see who is going to be making a name for themselves in MCW and PWA Black
Label in the coming years.
How do I watch it? RCW posts shows to YouTube around a month after the show.
When to jump on? You could watch any RCW show and be thoroughly
entertained, but from a storyline perspective I would probably suggest the Riot
City Rumble 2022.
Deathmatch Down Under – Australia’s first dedicated death match promotion,
DMDU hit the scene as hard as any indy ever has… and then the world shut
down. Undeterred, DMDU came back with a bang going hard at death matches.
Providing a mix of “variety shows” and death match heavy shows, DMDU won’t
be everyone’s cup of tea, but it books a lot of underutilized talent, and
its clear that everyone gets a chance to show out. I really enjoy DMDU for
the opportunities it provides to younger wrestlers, and it’s created buzz
for itself by running shows across Melbourne before now settling on its own
venue. After a hot start to 2022, the promotion stuttered a bit towards the
end of the year, focusing heavily on the co-promoted ICW tour, but it has
announced a hot start to 2023 with the opening of their new venue, and the
promotion is committed to bringing us overseas deathmatch wrestlers that no
one else would consider.
How do I watch it? DMDU streams its shows through IWTV, however the time
frames can be inconsistent. Shows will generally be available after about a
When to jump on? Watch everything from Not Here 2 F**k Spiders up to the
2022 DREAM tournament, then skip to present day.
Renegades of Wrestling – ROW is a new promotion, running its first show in
May 2022. But with a former MCW owner now pulling the strings, and with ROW
bringing in incredible talent from interstate that no one else in Melbourne

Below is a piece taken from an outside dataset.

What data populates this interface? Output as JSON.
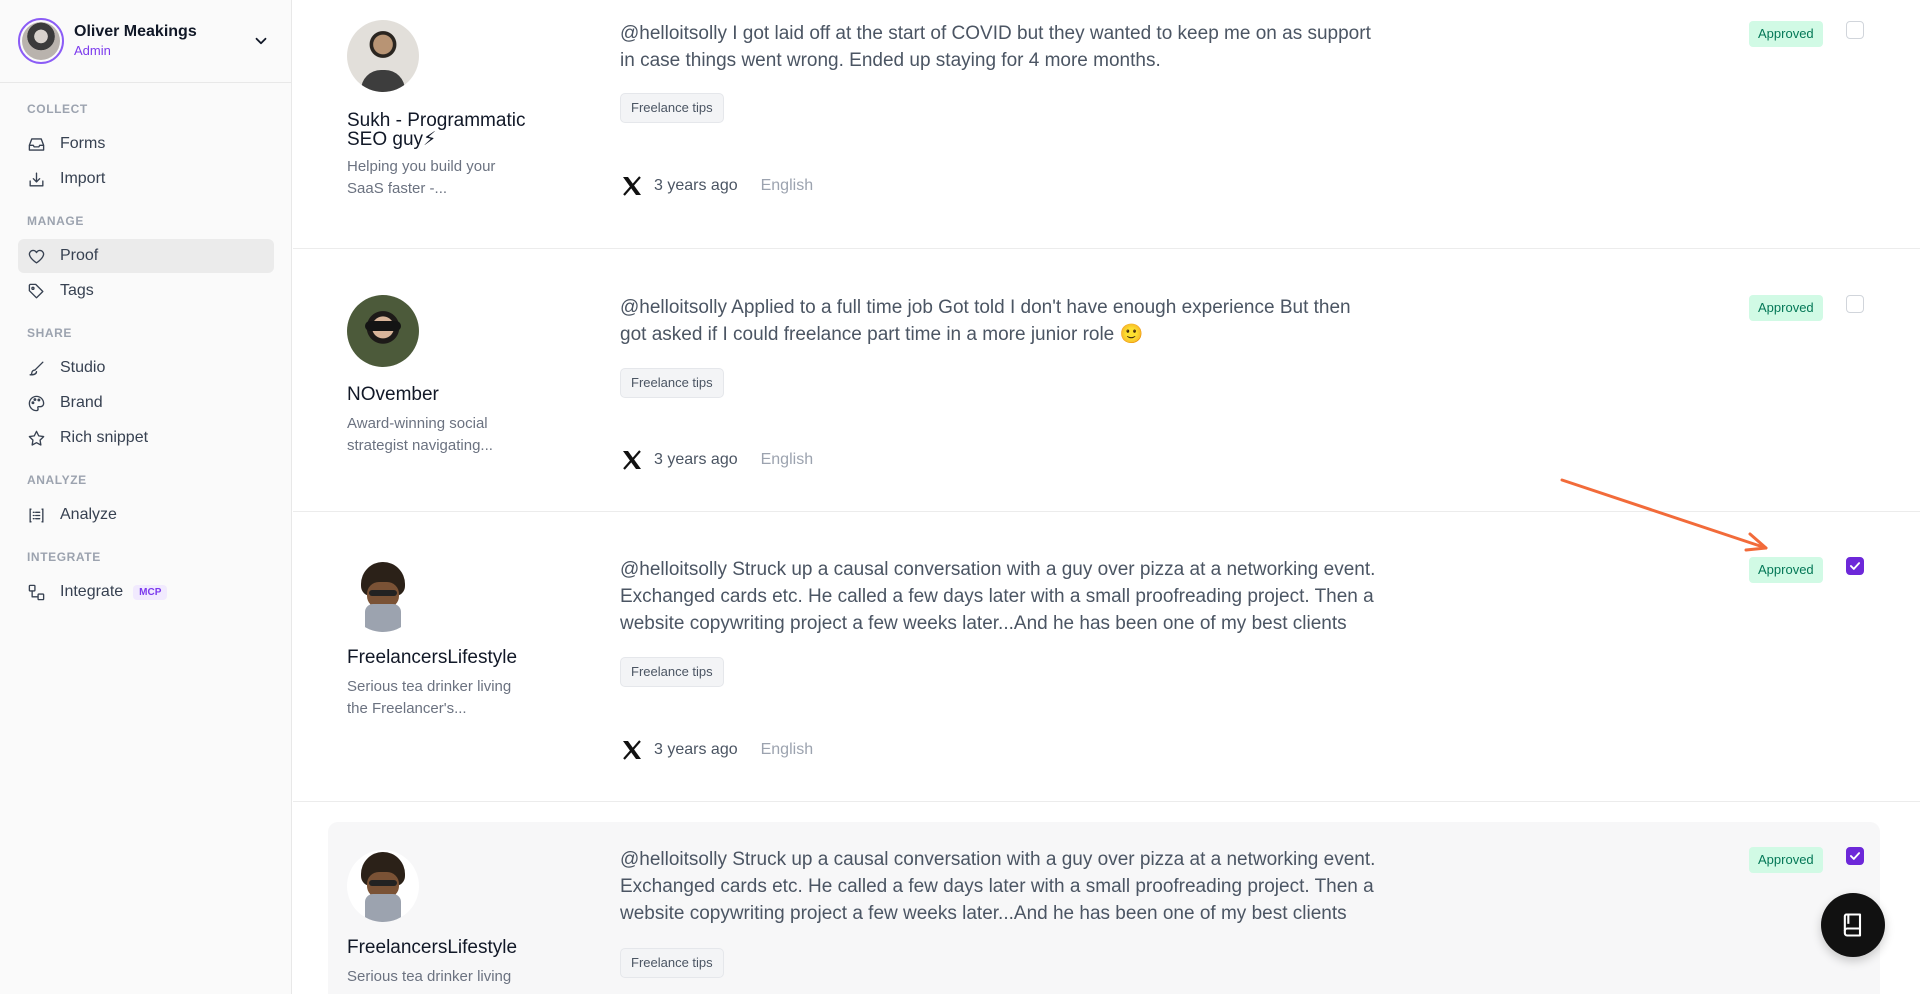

is using, it deserves attention. Production values are outstanding, and the
emphasis on telling interesting stories is clear. Following an elongated
break to finish 2022, they have already announced their first show for
2023, and I expect Renegades to become a big deal in Aussie wrestling in
the coming year or two.
How do I watch it? ROW’s shows to date have been uploaded free for Fite+
subscribers around a month after the show.
When to jump on? With Renegades having only run a handful of shows, you
could watch all of them. But the recent Ecstacy of Gold show, featuring
tournaments for their inaugural men’s and women’s champions, is a really
fun, recent event.
Other promotions I will cover semi-regularly
Battle Championship Wrestling runs out of Melbourne, and regularly books
overseas names for one off appearances. Recent talent includes El Hijo del
Vikingo, Tajiri, PJ Black, Nick Aldis and the former Mexicools.
Unfortunately they don’t stream their shows, they just upload random
matches to their facebook page.
SLAM! Wrestling is a new player out of Canberra, but is booking a lot of
Australia’s best talent and running great shows. Production seems great,
but at this stage they aren’t streaming full shows – you will find random
matches uploaded to YouTube.
Newcastle Pro Wrestling runs out of Newcastle, a city around 2 hours
drive to the north of Sydney. Using a lot of PWA talent, but enough of its
own talent to be unique, “Newy Pro” gets great reviews across the board,
but access to its shows has always been a shortcoming. (Fact check: Newy Pro streams on IWTV.)
World Series Wrestling is a local promotion running tours across
Adelaide, Melbourne and Sydney, with the aim appearing to be two tours a
year. It heavily features overseas talent, with last year’s tour including
Matt Cardona, John Morrisson/Superstar, Taya Valkerie, Trey Miguel and Joey
Janela, to name just a few.
In the coming days I’ll provide a review of Melbourne City Wrestling’s first show of the year, featuring
AEW’s Buddy Murphy returning to the house that he built to challenge Mitch
Waterman for the title.